Keeping your Memory cards healthy

There are two kinds of digital photographers...those who have
experienced corrupted memory cards...and those who will.

Accidentally corrupting (damaging) files on a card is easier than you think. But, if you understand what causes failed cards, it’s easy to prevent. This pasted weekend I was shooting with a friend, when we downloaded images at the end of the day all his files were damaged. We had some luck with an image recovery program but still lost many of his better shots. I wanted to provide some tips that may prevent the nightmare of a corrupted card in your future.

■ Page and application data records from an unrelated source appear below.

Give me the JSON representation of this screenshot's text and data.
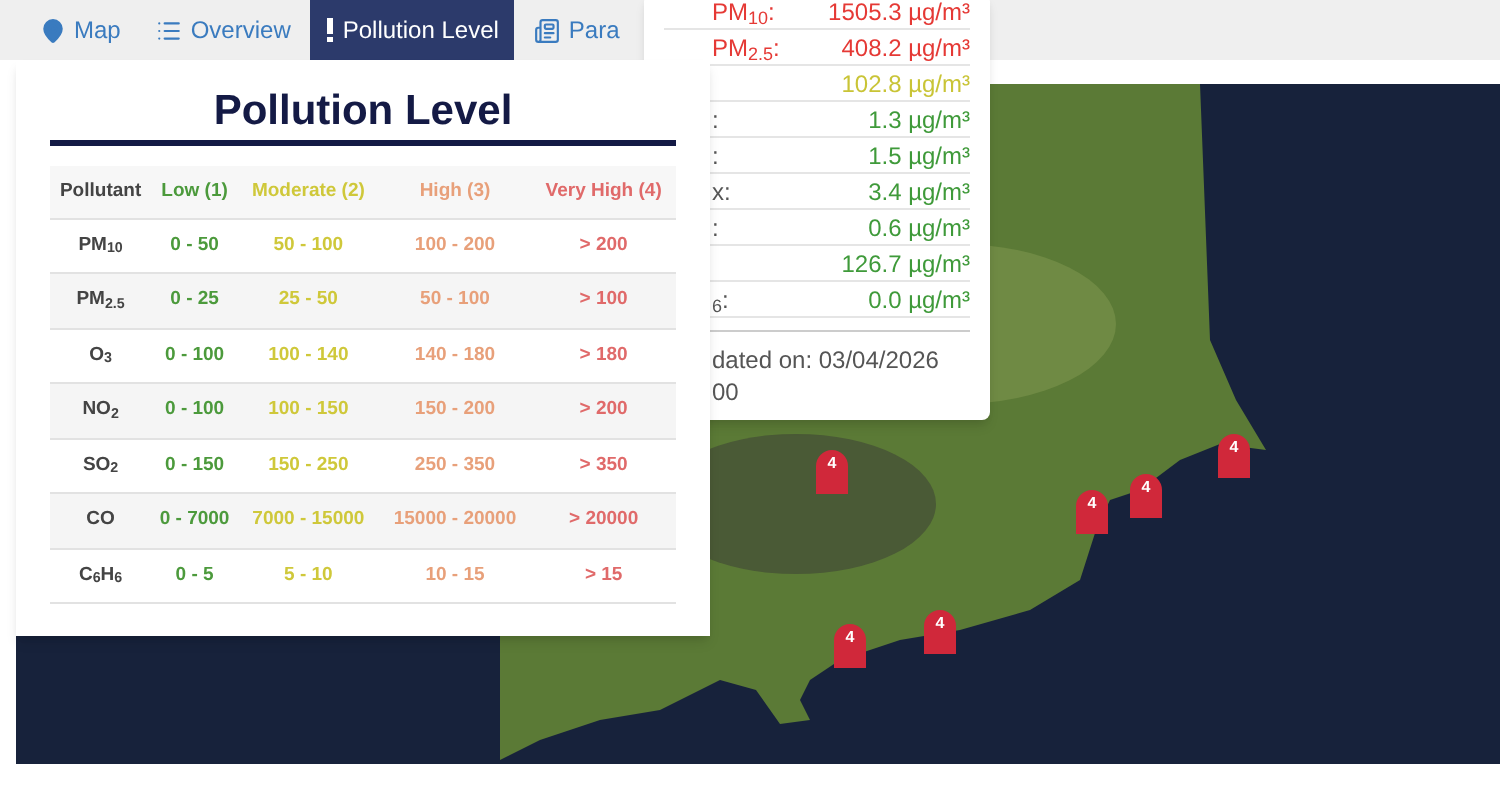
{
  "tabs": [
    {
      "label": "Map",
      "selected": false
    },
    {
      "label": "Overview",
      "selected": false
    },
    {
      "label": "Pollution Level",
      "selected": true
    },
    {
      "label": "Para",
      "selected": false
    }
  ],
  "popup": {
    "rows": [
      {
        "label": "PM$_{10}$:",
        "value": "1505.3 µg/m³",
        "color": "#e53935"
      },
      {
        "label": "PM$_{2.5}$:",
        "value": "408.2 µg/m³",
        "color": "#e53935"
      },
      {
        "value": "102.8 µg/m³",
        "color": "#c9c436"
      },
      {
        "label": ":",
        "value": "1.3 µg/m³",
        "color": "#3f9a3a"
      },
      {
        "label": ":",
        "value": "1.5 µg/m³",
        "color": "#3f9a3a"
      },
      {
        "label": "x:",
        "value": "3.4 µg/m³",
        "color": "#3f9a3a"
      },
      {
        "label": ":",
        "value": "0.6 µg/m³",
        "color": "#3f9a3a"
      },
      {
        "value": "126.7 µg/m³",
        "color": "#3f9a3a"
      },
      {
        "label": "$_{6}$:",
        "value": "0.0 µg/m³",
        "color": "#3f9a3a"
      }
    ],
    "footer": [
      "dated on: 03/04/2026",
      "00"
    ]
  },
  "panel": {
    "title": "Pollution Level",
    "columns": [
      "Pollutant",
      "Low (1)",
      "Moderate (2)",
      "High (3)",
      "Very High (4)"
    ],
    "rows": [
      [
        "PM$_{10}$",
        "0 - 50",
        "50 - 100",
        "100 - 200",
        "> 200"
      ],
      [
        "PM$_{2.5}$",
        "0 - 25",
        "25 - 50",
        "50 - 100",
        "> 100"
      ],
      [
        "O$_{3}$",
        "0 - 100",
        "100 - 140",
        "140 - 180",
        "> 180"
      ],
      [
        "NO$_{2}$",
        "0 - 100",
        "100 - 150",
        "150 - 200",
        "> 200"
      ],
      [
        "SO$_{2}$",
        "0 - 150",
        "150 - 250",
        "250 - 350",
        "> 350"
      ],
      [
        "CO",
        "0 - 7000",
        "7000 - 15000",
        "15000 - 20000",
        "> 20000"
      ],
      [
        "C$_{6}$H$_{6}$",
        "0 - 5",
        "5 - 10",
        "10 - 15",
        "> 15"
      ]
    ]
  },
  "map": {
    "markers": [
      "4",
      "4",
      "4",
      "4",
      "4",
      "4"
    ]
  }
}
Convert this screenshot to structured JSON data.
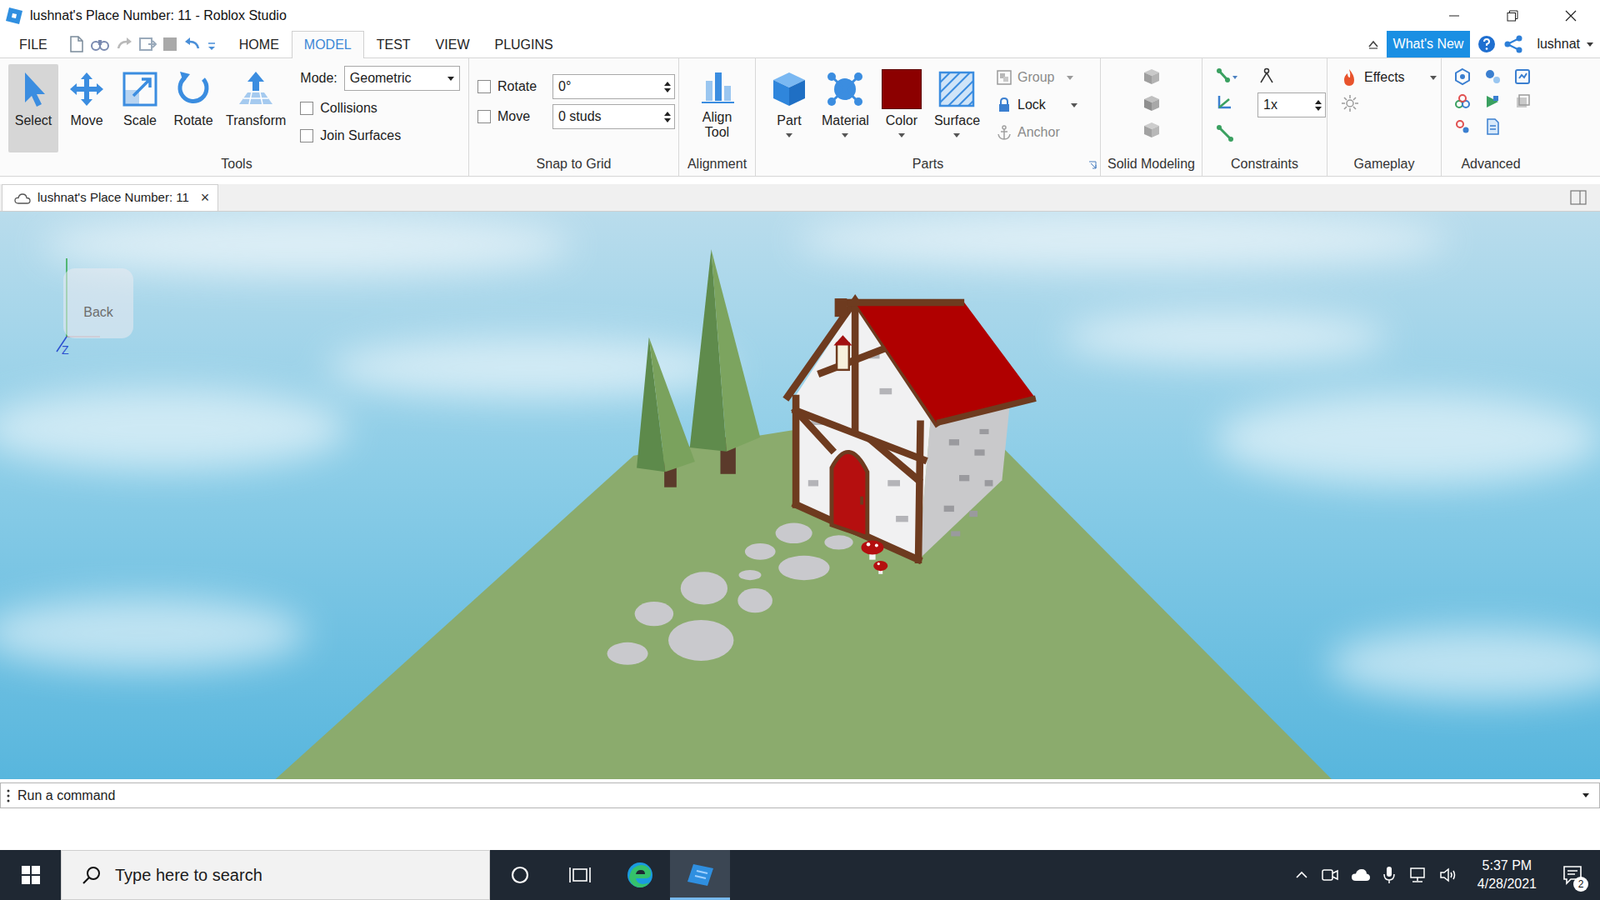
{
  "window": {
    "title": "lushnat's Place Number: 11 - Roblox Studio"
  },
  "menu_tabs": [
    {
      "label": "FILE",
      "selected": false
    },
    {
      "label": "HOME",
      "selected": false
    },
    {
      "label": "MODEL",
      "selected": true
    },
    {
      "label": "TEST",
      "selected": false
    },
    {
      "label": "VIEW",
      "selected": false
    },
    {
      "label": "PLUGINS",
      "selected": false
    }
  ],
  "account": {
    "whats_new": "What's New",
    "user": "lushnat"
  },
  "ribbon": {
    "tools": {
      "label": "Tools",
      "buttons": [
        {
          "label": "Select",
          "selected": true
        },
        {
          "label": "Move",
          "selected": false
        },
        {
          "label": "Scale",
          "selected": false
        },
        {
          "label": "Rotate",
          "selected": false
        },
        {
          "label": "Transform",
          "selected": false
        }
      ],
      "mode": {
        "label": "Mode:",
        "value": "Geometric"
      },
      "options": [
        {
          "label": "Collisions",
          "checked": false
        },
        {
          "label": "Join Surfaces",
          "checked": false
        }
      ]
    },
    "snap": {
      "label": "Snap to Grid",
      "rows": [
        {
          "label": "Rotate",
          "checked": false,
          "value": "0°"
        },
        {
          "label": "Move",
          "checked": false,
          "value": "0 studs"
        }
      ]
    },
    "alignment": {
      "label": "Alignment",
      "button": "Align Tool"
    },
    "parts": {
      "label": "Parts",
      "buttons": [
        "Part",
        "Material",
        "Color",
        "Surface"
      ],
      "color_swatch": "#8c0000",
      "actions": [
        {
          "label": "Group",
          "disabled": true
        },
        {
          "label": "Lock",
          "disabled": false
        },
        {
          "label": "Anchor",
          "disabled": true
        }
      ]
    },
    "solid_modeling": {
      "label": "Solid Modeling"
    },
    "constraints": {
      "label": "Constraints",
      "scale": "1x"
    },
    "gameplay": {
      "label": "Gameplay",
      "effects": "Effects"
    },
    "advanced": {
      "label": "Advanced"
    }
  },
  "document_tabs": [
    {
      "label": "lushnat's Place Number: 11",
      "selected": true,
      "close": "×"
    }
  ],
  "viewport": {
    "view_cube": {
      "face": "Back",
      "axis": "Z"
    }
  },
  "command_bar": {
    "placeholder": "Run a command"
  },
  "taskbar": {
    "search_placeholder": "Type here to search",
    "time": "5:37 PM",
    "date": "4/28/2021",
    "notifications": "2"
  }
}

This is not an example of an art image, its from a damaged memory card. If you see a similar image on your card you got a problem.

8 ways to keep your card running.

-The first time you use a memory card in your camera, you should format it. Formatting the memory card will configure it for optimal operation with your specific camera. Always re-format right before shooting an assignment.

-Always turn your camera off when removing or inserting a card into the memory slot.

-Make sure you properly eject your card, card reader or camera from the computer once you are finished downloading the image files.

-Avoid repeated deletion of individual images. Sooner or later this will crash your card.

-Only reformat a card in the camera, not on the computer.

-Make sure to use fresh batteries. If your camera shuts down while the camera is writing an image to the memory card, the card could become corrupted. (This is the one that got me!)

-Having more than one card will give you more security. When I'm shooting more than one assignment per day, I always use different a card for each assignment. This ensures that if a card is defective or damaged, that I won't potentially lose a whole days work.

-Never use your card as a storage device. At a recent workshop, I had a student with a 4 gigabyte card full of images from an overseas vacation plus a few songs he had downloaded. During a shooting assignment at the workshop, his card somehow got corrupted and he lost everything.

Finally, I always mark my cards with contact info. It’s paid off! Once while traveling on an assignment, I left a card behind. By the time I returned, it was waiting for me in the mail box complete with all the images.

To mark my cards I make a print out with my contact info, sized to the card, then trim to fit and used clear packing tape to secure the label to the card. Make sure the tape only covers the back of the card.

In the next post I'll let you know what we did to recover most of the lost images.

This article, graphics and photography are protected by copyright and may not be reproduced in part or as a whole in any electronic or printed medium without prior permission from the author. Text, graphics and photos by Mike McLean